### What is needed:
Among the entries below, how many lines include "content"? Answer with the number only.

Excerpts from an interface dataset:
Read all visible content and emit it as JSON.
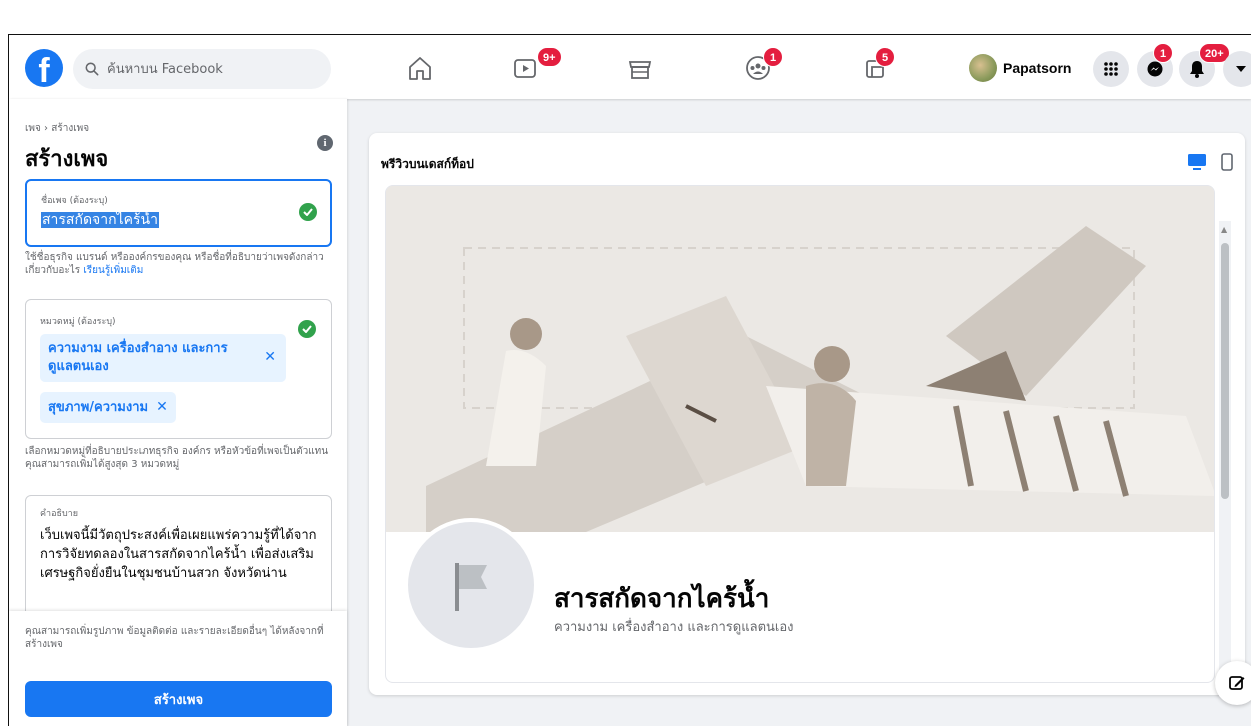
{
  "topbar": {
    "logo": "f",
    "search_placeholder": "ค้นหาบน Facebook",
    "nav_icons": [
      "home-icon",
      "watch-icon",
      "marketplace-icon",
      "groups-icon",
      "gaming-icon"
    ],
    "watch_badge": "9+",
    "groups_badge": "1",
    "gaming_badge": "5",
    "profile_name": "Papatsorn",
    "messenger_badge": "1",
    "notifications_badge": "20+"
  },
  "sidebar": {
    "breadcrumb": "เพจ › สร้างเพจ",
    "title": "สร้างเพจ",
    "name_field": {
      "label": "ชื่อเพจ (ต้องระบุ)",
      "value": "สารสกัดจากไคร้น้ำ",
      "help_text": "ใช้ชื่อธุรกิจ แบรนด์ หรือองค์กรของคุณ หรือชื่อที่อธิบายว่าเพจดังกล่าวเกี่ยวกับอะไร",
      "learn_more": "เรียนรู้เพิ่มเติม"
    },
    "category_field": {
      "label": "หมวดหมู่ (ต้องระบุ)",
      "chips": [
        "ความงาม เครื่องสำอาง และการดูแลตนเอง",
        "สุขภาพ/ความงาม"
      ],
      "help_text": "เลือกหมวดหมู่ที่อธิบายประเภทธุรกิจ องค์กร หรือหัวข้อที่เพจเป็นตัวแทน คุณสามารถเพิ่มได้สูงสุด 3 หมวดหมู่"
    },
    "description_field": {
      "label": "คำอธิบาย",
      "value": "เว็บเพจนี้มีวัตถุประสงค์เพื่อเผยแพร่ความรู้ที่ได้จากการวิจัยทดลองในสารสกัดจากไคร้น้ำ เพื่อส่งเสริมเศรษฐกิจยั่งยืนในชุมชนบ้านสวก จังหวัดน่าน"
    },
    "bottom_note": "คุณสามารถเพิ่มรูปภาพ ข้อมูลติดต่อ และรายละเอียดอื่นๆ ได้หลังจากที่สร้างเพจ",
    "create_button": "สร้างเพจ"
  },
  "preview": {
    "title": "พรีวิวบนเดสก์ท็อป",
    "page_name": "สารสกัดจากไคร้น้ำ",
    "page_category": "ความงาม เครื่องสำอาง และการดูแลตนเอง"
  },
  "colors": {
    "accent": "#1877f2",
    "badge": "#e41e3f",
    "success": "#31a24c"
  }
}
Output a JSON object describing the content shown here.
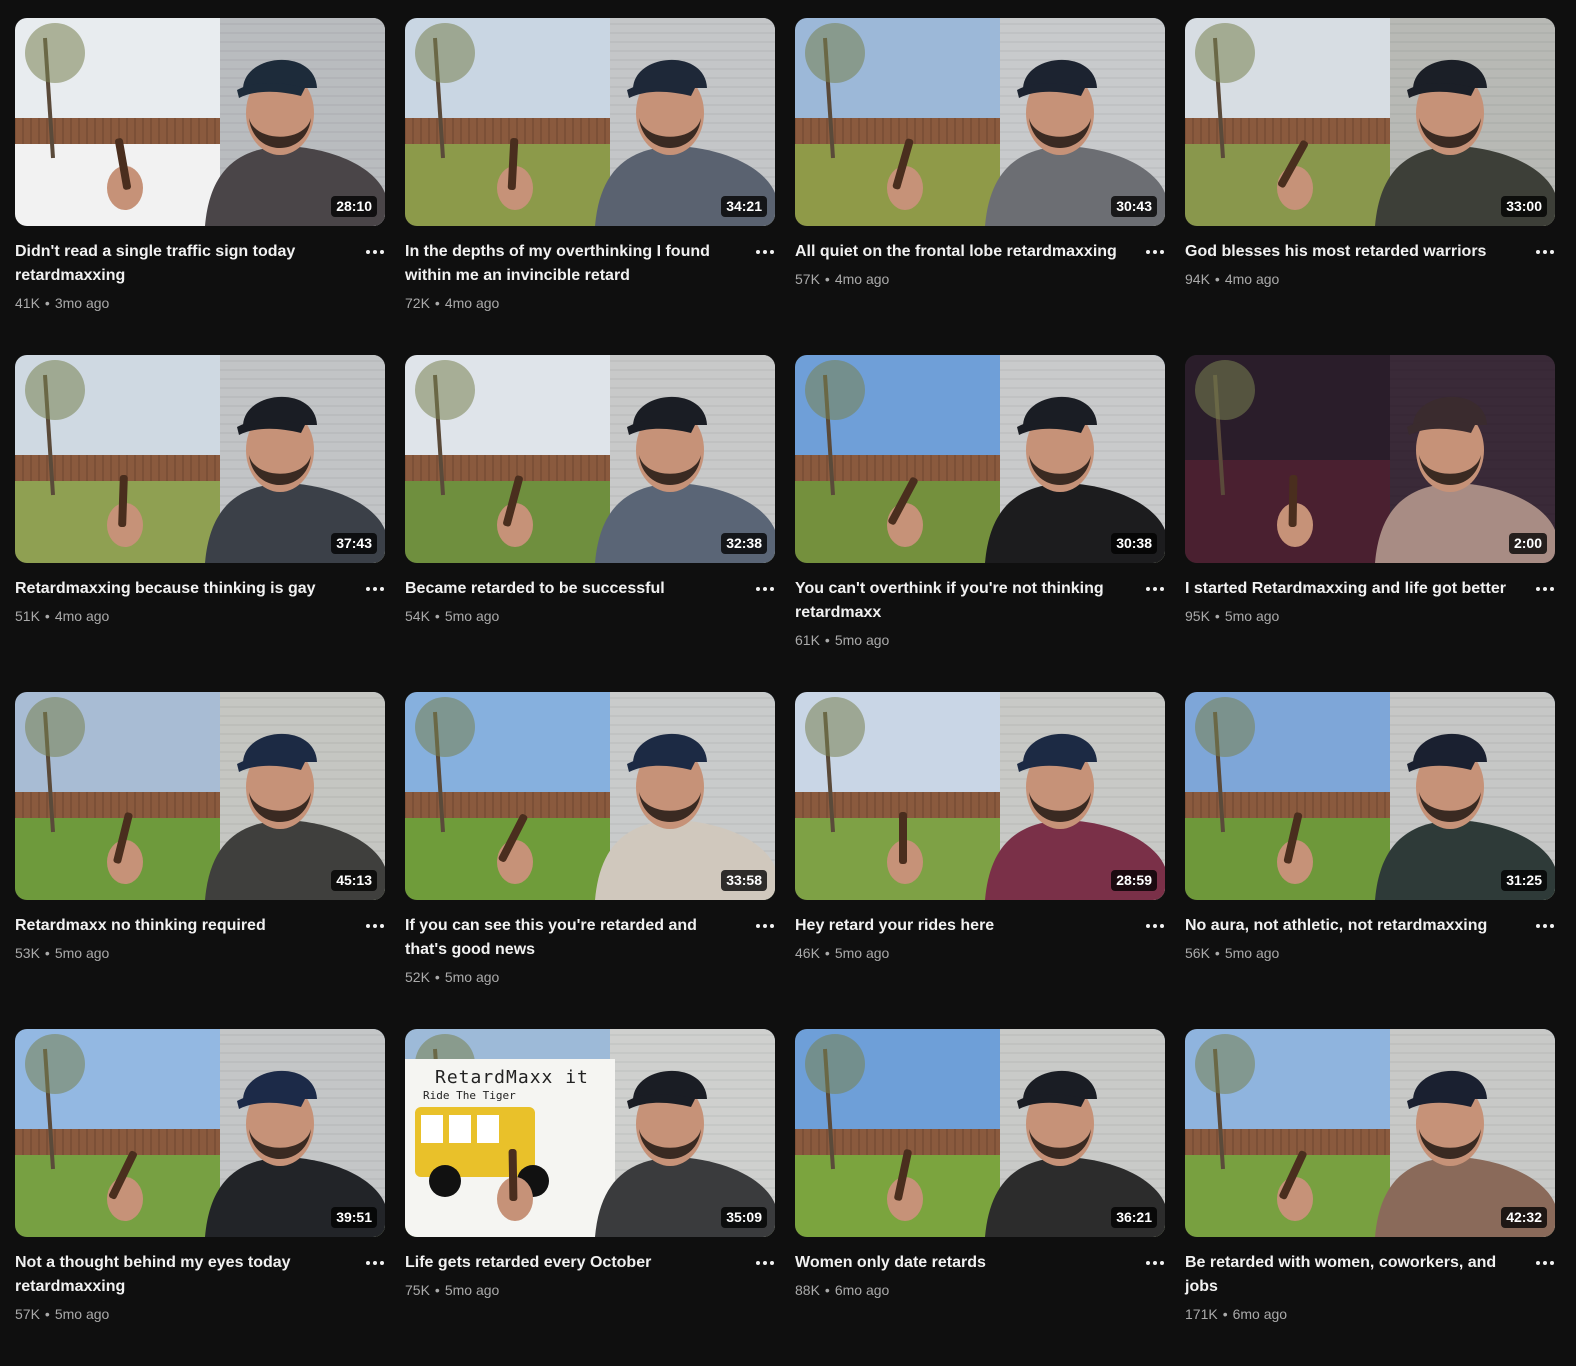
{
  "videos": [
    {
      "title": "Didn't read a single traffic sign today retardmaxxing",
      "views": "41K",
      "age": "3mo ago",
      "duration": "28:10"
    },
    {
      "title": "In the depths of my overthinking I found within me an invincible retard",
      "views": "72K",
      "age": "4mo ago",
      "duration": "34:21"
    },
    {
      "title": "All quiet on the frontal lobe retardmaxxing",
      "views": "57K",
      "age": "4mo ago",
      "duration": "30:43"
    },
    {
      "title": "God blesses his most retarded warriors",
      "views": "94K",
      "age": "4mo ago",
      "duration": "33:00"
    },
    {
      "title": "Retardmaxxing because thinking is gay",
      "views": "51K",
      "age": "4mo ago",
      "duration": "37:43"
    },
    {
      "title": "Became retarded to be successful",
      "views": "54K",
      "age": "5mo ago",
      "duration": "32:38"
    },
    {
      "title": "You can't overthink if you're not thinking retardmaxx",
      "views": "61K",
      "age": "5mo ago",
      "duration": "30:38"
    },
    {
      "title": "I started Retardmaxxing and life got better",
      "views": "95K",
      "age": "5mo ago",
      "duration": "2:00"
    },
    {
      "title": "Retardmaxx no thinking required",
      "views": "53K",
      "age": "5mo ago",
      "duration": "45:13"
    },
    {
      "title": "If you can see this you're retarded and that's good news",
      "views": "52K",
      "age": "5mo ago",
      "duration": "33:58"
    },
    {
      "title": "Hey retard your rides here",
      "views": "46K",
      "age": "5mo ago",
      "duration": "28:59"
    },
    {
      "title": "No aura, not athletic, not retardmaxxing",
      "views": "56K",
      "age": "5mo ago",
      "duration": "31:25"
    },
    {
      "title": "Not a thought behind my eyes today retardmaxxing",
      "views": "57K",
      "age": "5mo ago",
      "duration": "39:51"
    },
    {
      "title": "Life gets retarded every October",
      "views": "75K",
      "age": "5mo ago",
      "duration": "35:09"
    },
    {
      "title": "Women only date retards",
      "views": "88K",
      "age": "6mo ago",
      "duration": "36:21"
    },
    {
      "title": "Be retarded with women, coworkers, and jobs",
      "views": "171K",
      "age": "6mo ago",
      "duration": "42:32"
    }
  ],
  "sign": {
    "line1": "RetardMaxx it",
    "line2": "Ride The Tiger"
  },
  "icons": {
    "more": "more-vert-icon"
  },
  "colors": {
    "background": "#0f0f0f",
    "title": "#f1f1f1",
    "meta": "#aaaaaa"
  }
}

### Answer to this exercise:
2